- Camping facilities
- High-end bungalows
- Luxury lodge at the main gate
3 Best Insect Repellents for Your Safari
Various types of mosquitoes transmit different infections and also bite at different times of the day. The mosquito that spreads malaria is active from dusk to dawn. Bites can be avoided by taking preventative measures before sundown. Mosquitoes that spread other diseases such as yellow fever, dengue fever and Zika virus are more active in the day.
Here is a list of three preferred mosquito repellent products that are most effective for your African Safari:
DEET (N,N-Diethyl-m-tolumide) – One of the most effective mosquito repellents for most mosquito species.
DEET is a well-known effective (broad-spectrum) repellent against mosquito bites. Clinical trials have shown a low risk of adverse effects when DEET is applied according to manufacturers’ instructions. It’s important to take care not to inhale or ingest during application and not to use products with a concentration of over 50%. Unless known to be allergic, DEET can be used by pregnant women and children over two months of age.
Icaridin (Picaridin) – (KBR3023) (1piperidinecarboxylic acid,(2 hydroxyethyl) 2–,1-methyl-propylester) Apply according to manufacturer’s instruction.
Lemon Eucalyptus – (p-menthane 3,8 diol, or PMD) used in place of DEET. Lemon eucalyptus 30% is as effective as 30% DEET and is deemed much safer than DEET. Apply this product more often as it has a shorter protective period.
Clothes to Wear to Avoid Mosquito Bites on Safari
It is a good idea to cover as much skin as possible when visiting a mosquito-risk area. Mosquitoes can’t bite through loose clothing. The following clothing can protect you from those nasty bites:
- High-neck shirts or neck scarves
- Long-sleeved shirts
- Long pants
- Long skirts
- Lightweight fabrics (for the hot environment
- Avoid dark colors or very bright colors
It is a good idea to spray clothing with a pyrethroid insecticide such as permethrin. All outdoor suppliers keep kits and sprays for outdoor travel. Always follow the manufacturers’ instructions.

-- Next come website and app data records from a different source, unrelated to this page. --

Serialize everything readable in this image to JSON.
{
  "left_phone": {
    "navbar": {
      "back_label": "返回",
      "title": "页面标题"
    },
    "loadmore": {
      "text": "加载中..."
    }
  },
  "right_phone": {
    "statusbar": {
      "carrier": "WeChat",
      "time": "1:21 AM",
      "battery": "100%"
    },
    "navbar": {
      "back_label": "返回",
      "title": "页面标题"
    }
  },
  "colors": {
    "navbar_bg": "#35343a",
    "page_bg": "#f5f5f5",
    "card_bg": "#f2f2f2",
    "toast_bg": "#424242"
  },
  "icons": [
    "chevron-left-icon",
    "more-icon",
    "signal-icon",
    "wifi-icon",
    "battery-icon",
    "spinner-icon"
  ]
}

By researching the malaria areas, wearing protective clothing, taking anti-malarial medication and wearing mosquito repellent, you can eliminate the risk of contracting malaria and can enjoy a wonderful African Safari.